Beverage alcohol, or ethanol, may cause an increase in the amount of non-prescription and prescription drugs that are available to the body after taking the original dose, explained Christel Bergström and colleagues.
When alcohol is mixed with many of the 5,000 such medications available to customers, it can cause a change in how enzymes and other substances in the body interact.
Some medications have a problem dissolving in the gastrointestinal tract, particularly in the stomach and intestines. The researchers in this study wanted to see if ethanol helped these meds dissolve more easily.
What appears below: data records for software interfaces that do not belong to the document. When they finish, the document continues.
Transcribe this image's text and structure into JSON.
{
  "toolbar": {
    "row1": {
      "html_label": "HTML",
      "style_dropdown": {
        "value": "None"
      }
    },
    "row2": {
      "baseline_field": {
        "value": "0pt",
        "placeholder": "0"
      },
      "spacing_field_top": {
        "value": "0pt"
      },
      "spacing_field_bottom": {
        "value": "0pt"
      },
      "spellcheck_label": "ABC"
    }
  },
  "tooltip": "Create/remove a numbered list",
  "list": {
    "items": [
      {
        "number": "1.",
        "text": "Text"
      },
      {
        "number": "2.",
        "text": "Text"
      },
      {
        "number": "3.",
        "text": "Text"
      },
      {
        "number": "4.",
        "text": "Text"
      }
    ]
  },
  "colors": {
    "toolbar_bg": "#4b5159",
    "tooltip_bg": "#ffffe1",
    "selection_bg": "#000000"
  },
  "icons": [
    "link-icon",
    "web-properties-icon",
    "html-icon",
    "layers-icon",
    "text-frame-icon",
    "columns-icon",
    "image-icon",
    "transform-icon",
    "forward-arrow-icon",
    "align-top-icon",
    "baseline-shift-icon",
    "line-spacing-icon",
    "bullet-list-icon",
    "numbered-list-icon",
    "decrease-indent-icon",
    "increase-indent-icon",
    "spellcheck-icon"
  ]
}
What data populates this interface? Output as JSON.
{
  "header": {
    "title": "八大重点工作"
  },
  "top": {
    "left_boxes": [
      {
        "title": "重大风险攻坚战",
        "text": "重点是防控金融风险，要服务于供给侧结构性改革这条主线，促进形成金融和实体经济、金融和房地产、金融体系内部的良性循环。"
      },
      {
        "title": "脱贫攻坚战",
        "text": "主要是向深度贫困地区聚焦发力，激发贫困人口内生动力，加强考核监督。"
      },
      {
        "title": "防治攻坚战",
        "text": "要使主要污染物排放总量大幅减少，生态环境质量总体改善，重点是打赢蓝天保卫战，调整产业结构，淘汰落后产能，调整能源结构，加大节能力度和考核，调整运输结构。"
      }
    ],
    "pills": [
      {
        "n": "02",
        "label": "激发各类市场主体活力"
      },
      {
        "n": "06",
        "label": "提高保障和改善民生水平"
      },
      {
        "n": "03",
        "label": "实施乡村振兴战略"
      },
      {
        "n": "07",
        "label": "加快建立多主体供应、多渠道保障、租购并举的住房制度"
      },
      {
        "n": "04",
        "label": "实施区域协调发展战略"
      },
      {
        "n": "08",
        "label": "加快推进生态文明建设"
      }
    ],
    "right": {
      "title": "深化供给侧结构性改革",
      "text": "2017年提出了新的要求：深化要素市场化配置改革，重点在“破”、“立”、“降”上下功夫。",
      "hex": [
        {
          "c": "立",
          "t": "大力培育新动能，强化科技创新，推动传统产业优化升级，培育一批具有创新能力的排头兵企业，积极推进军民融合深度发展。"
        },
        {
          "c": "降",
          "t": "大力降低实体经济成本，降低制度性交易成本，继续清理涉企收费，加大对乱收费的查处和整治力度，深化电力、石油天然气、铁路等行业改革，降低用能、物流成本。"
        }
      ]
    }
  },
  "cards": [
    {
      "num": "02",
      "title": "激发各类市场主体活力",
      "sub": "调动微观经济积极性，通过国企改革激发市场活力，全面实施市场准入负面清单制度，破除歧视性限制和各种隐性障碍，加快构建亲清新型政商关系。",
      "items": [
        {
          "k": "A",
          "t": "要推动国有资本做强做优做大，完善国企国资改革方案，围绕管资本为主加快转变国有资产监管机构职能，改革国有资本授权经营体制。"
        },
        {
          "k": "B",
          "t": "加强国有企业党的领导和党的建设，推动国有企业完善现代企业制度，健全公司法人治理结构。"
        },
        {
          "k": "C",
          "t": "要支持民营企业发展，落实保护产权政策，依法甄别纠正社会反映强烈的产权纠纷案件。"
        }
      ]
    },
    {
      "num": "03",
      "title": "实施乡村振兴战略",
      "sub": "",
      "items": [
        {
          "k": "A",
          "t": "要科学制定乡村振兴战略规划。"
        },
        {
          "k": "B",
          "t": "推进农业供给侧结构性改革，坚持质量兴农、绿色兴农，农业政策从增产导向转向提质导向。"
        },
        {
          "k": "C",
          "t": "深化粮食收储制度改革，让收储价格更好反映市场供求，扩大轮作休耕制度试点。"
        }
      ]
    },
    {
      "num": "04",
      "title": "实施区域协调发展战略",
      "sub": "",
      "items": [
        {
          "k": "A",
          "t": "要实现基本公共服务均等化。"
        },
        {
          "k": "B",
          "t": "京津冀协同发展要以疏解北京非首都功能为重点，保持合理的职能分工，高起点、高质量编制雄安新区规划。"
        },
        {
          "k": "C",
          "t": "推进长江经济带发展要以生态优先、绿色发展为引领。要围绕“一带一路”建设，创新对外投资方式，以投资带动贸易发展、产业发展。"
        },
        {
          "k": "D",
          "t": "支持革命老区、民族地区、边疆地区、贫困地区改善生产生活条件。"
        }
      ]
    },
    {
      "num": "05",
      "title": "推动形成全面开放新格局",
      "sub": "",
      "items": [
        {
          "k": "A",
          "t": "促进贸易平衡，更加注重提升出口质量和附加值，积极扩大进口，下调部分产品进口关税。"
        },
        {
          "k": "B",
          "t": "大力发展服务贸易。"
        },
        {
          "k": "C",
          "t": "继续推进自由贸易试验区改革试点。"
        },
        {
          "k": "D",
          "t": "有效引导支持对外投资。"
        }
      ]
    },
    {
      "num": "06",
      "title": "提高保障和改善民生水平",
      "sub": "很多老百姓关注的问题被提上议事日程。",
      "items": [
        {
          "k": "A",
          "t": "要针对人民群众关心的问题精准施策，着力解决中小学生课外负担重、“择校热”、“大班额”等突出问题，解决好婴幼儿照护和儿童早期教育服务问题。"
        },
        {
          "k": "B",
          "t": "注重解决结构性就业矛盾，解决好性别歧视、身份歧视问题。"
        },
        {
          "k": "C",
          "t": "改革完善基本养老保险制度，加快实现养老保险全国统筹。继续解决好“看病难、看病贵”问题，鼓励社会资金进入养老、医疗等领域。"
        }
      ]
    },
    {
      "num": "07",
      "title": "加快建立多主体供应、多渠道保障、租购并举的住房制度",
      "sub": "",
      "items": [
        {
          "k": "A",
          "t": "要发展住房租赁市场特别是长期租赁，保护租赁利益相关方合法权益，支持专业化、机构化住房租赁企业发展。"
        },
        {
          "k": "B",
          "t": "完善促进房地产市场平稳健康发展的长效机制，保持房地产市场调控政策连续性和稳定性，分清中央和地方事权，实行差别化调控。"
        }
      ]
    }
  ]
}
If it did, it would mean that the drugs were more available in the body, and could even intensify their effects when the person consumes alcohol.
In order to test how quickly drugs dissolved when alcohol was present and was not present, the experts used a simulated environment of the small intestine.
Nearly 60 percent of the 22 medications that the researchers tested dissolved considerably faster while alcohol was present. They also found that certain types of substances, those that were acidic, were more affected.
Some common acidic drugs include:
- Warfarin- an anticoagulant, or “blood thinner” that is used to help prevent and treat blood clots.
- Tamoxifen- used to treat certain forms of cancer, most commonly breast cancer
- Naproxen- helps relieve pain and reduce swelling caused by conditions such as arthritis, tendinitis, and gout.
Written by Sarah Glynn